_About this exercise_. A word-for-word copy of the records that follow is needed, with every picture omitted.

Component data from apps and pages
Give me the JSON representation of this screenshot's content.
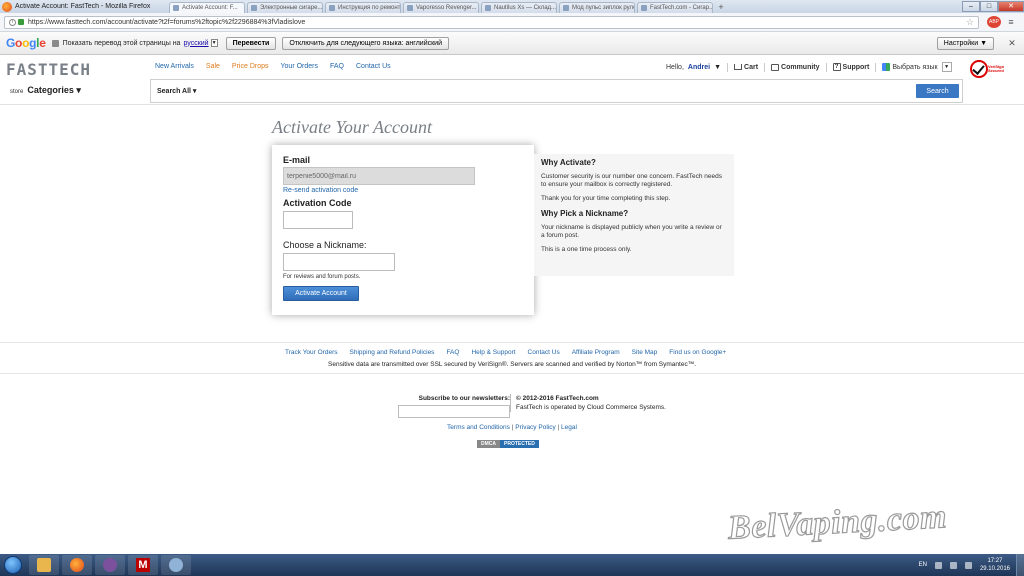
{
  "browser": {
    "window_title": "Activate Account: FastTech - Mozilla Firefox",
    "tabs": [
      "Activate Account: F...",
      "Электронные сигаре...",
      "Инструкция по ремонт...",
      "Vaporesso Revenger...",
      "Nautilus Xs — Склад...",
      "Мод пульс зиплок рулон...",
      "FastTech.com - Сигар..."
    ],
    "url": "https://www.fasttech.com/account/activate?t2f=forums%2ftopic%2f2296884%3fVladislove",
    "win_min": "–",
    "win_max": "□",
    "win_close": "✕",
    "addon_label": "ABP",
    "menu": "≡",
    "new_tab": "+"
  },
  "translate_bar": {
    "prompt": "Показать перевод этой страницы на",
    "language": "русский",
    "translate_btn": "Перевести",
    "disable_btn": "Отключить для следующего языка: английский",
    "settings_btn": "Настройки ▼",
    "close": "✕"
  },
  "site_header": {
    "logo": "FASTTECH",
    "nav": [
      "New Arrivals",
      "Sale",
      "Price Drops",
      "Your Orders",
      "FAQ",
      "Contact Us"
    ],
    "hello": "Hello,",
    "username": "Andrei",
    "cart": "Cart",
    "community": "Community",
    "support": "Support",
    "language": "Выбрать язык",
    "store_label": "store",
    "categories": "Categories ▾",
    "search_all": "Search All ▾",
    "search_btn": "Search",
    "verisign_text": "VeriSign Secured"
  },
  "activate": {
    "title": "Activate Your Account",
    "email_label": "E-mail",
    "email_value": "terpenie5000@mail.ru",
    "resend_link": "Re-send activation code",
    "code_label": "Activation Code",
    "nickname_label": "Choose a Nickname:",
    "nickname_hint": "For reviews and forum posts.",
    "submit_btn": "Activate Account"
  },
  "info": {
    "why_activate_title": "Why Activate?",
    "why_activate_p1": "Customer security is our number one concern. FastTech needs to ensure your mailbox is correctly registered.",
    "why_activate_p2": "Thank you for your time completing this step.",
    "why_nick_title": "Why Pick a Nickname?",
    "why_nick_p1": "Your nickname is displayed publicly when you write a review or a forum post.",
    "why_nick_p2": "This is a one time process only."
  },
  "footer": {
    "links": [
      "Track Your Orders",
      "Shipping and Refund Policies",
      "FAQ",
      "Help & Support",
      "Contact Us",
      "Affiliate Program",
      "Site Map",
      "Find us on Google+"
    ],
    "ssl_note": "Sensitive data are transmitted over SSL secured by VeriSign®. Servers are scanned and verified by Norton™ from Symantec™.",
    "newsletter_label": "Subscribe to our newsletters:",
    "copyright": "© 2012-2016 FastTech.com",
    "operated": "FastTech is operated by Cloud Commerce Systems.",
    "terms": "Terms and Conditions",
    "privacy": "Privacy Policy",
    "legal": "Legal",
    "legal_sep": "|",
    "dmca": "DMCA",
    "protected": "PROTECTED"
  },
  "watermark": "BelVaping.com",
  "taskbar": {
    "lang": "EN",
    "time": "17:27",
    "date": "29.10.2016",
    "m_label": "M"
  }
}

_Solution_.
Give me the JSON representation of this screenshot's content.
{
  "browser": {
    "window_title": "Activate Account: FastTech - Mozilla Firefox",
    "tabs": [
      "Activate Account: F...",
      "Электронные сигаре...",
      "Инструкция по ремонт...",
      "Vaporesso Revenger...",
      "Nautilus Xs — Склад...",
      "Мод пульс зиплок рулон...",
      "FastTech.com - Сигар..."
    ],
    "url": "https://www.fasttech.com/account/activate?t2f=forums%2ftopic%2f2296884%3fVladislove",
    "win_min": "–",
    "win_max": "□",
    "win_close": "✕",
    "addon_label": "ABP",
    "menu": "≡",
    "new_tab": "+"
  },
  "translate_bar": {
    "prompt": "Показать перевод этой страницы на",
    "language": "русский",
    "translate_btn": "Перевести",
    "disable_btn": "Отключить для следующего языка: английский",
    "settings_btn": "Настройки ▼",
    "close": "✕"
  },
  "site_header": {
    "logo": "FASTTECH",
    "nav": [
      "New Arrivals",
      "Sale",
      "Price Drops",
      "Your Orders",
      "FAQ",
      "Contact Us"
    ],
    "hello": "Hello,",
    "username": "Andrei",
    "cart": "Cart",
    "community": "Community",
    "support": "Support",
    "language": "Выбрать язык",
    "store_label": "store",
    "categories": "Categories ▾",
    "search_all": "Search All ▾",
    "search_btn": "Search",
    "verisign_text": "VeriSign Secured"
  },
  "activate": {
    "title": "Activate Your Account",
    "email_label": "E-mail",
    "email_value": "terpenie5000@mail.ru",
    "resend_link": "Re-send activation code",
    "code_label": "Activation Code",
    "nickname_label": "Choose a Nickname:",
    "nickname_hint": "For reviews and forum posts.",
    "submit_btn": "Activate Account"
  },
  "info": {
    "why_activate_title": "Why Activate?",
    "why_activate_p1": "Customer security is our number one concern. FastTech needs to ensure your mailbox is correctly registered.",
    "why_activate_p2": "Thank you for your time completing this step.",
    "why_nick_title": "Why Pick a Nickname?",
    "why_nick_p1": "Your nickname is displayed publicly when you write a review or a forum post.",
    "why_nick_p2": "This is a one time process only."
  },
  "footer": {
    "links": [
      "Track Your Orders",
      "Shipping and Refund Policies",
      "FAQ",
      "Help & Support",
      "Contact Us",
      "Affiliate Program",
      "Site Map",
      "Find us on Google+"
    ],
    "ssl_note": "Sensitive data are transmitted over SSL secured by VeriSign®. Servers are scanned and verified by Norton™ from Symantec™.",
    "newsletter_label": "Subscribe to our newsletters:",
    "copyright": "© 2012-2016 FastTech.com",
    "operated": "FastTech is operated by Cloud Commerce Systems.",
    "terms": "Terms and Conditions",
    "privacy": "Privacy Policy",
    "legal": "Legal",
    "legal_sep": "|",
    "dmca": "DMCA",
    "protected": "PROTECTED"
  },
  "watermark": "BelVaping.com",
  "taskbar": {
    "lang": "EN",
    "time": "17:27",
    "date": "29.10.2016",
    "m_label": "M"
  }
}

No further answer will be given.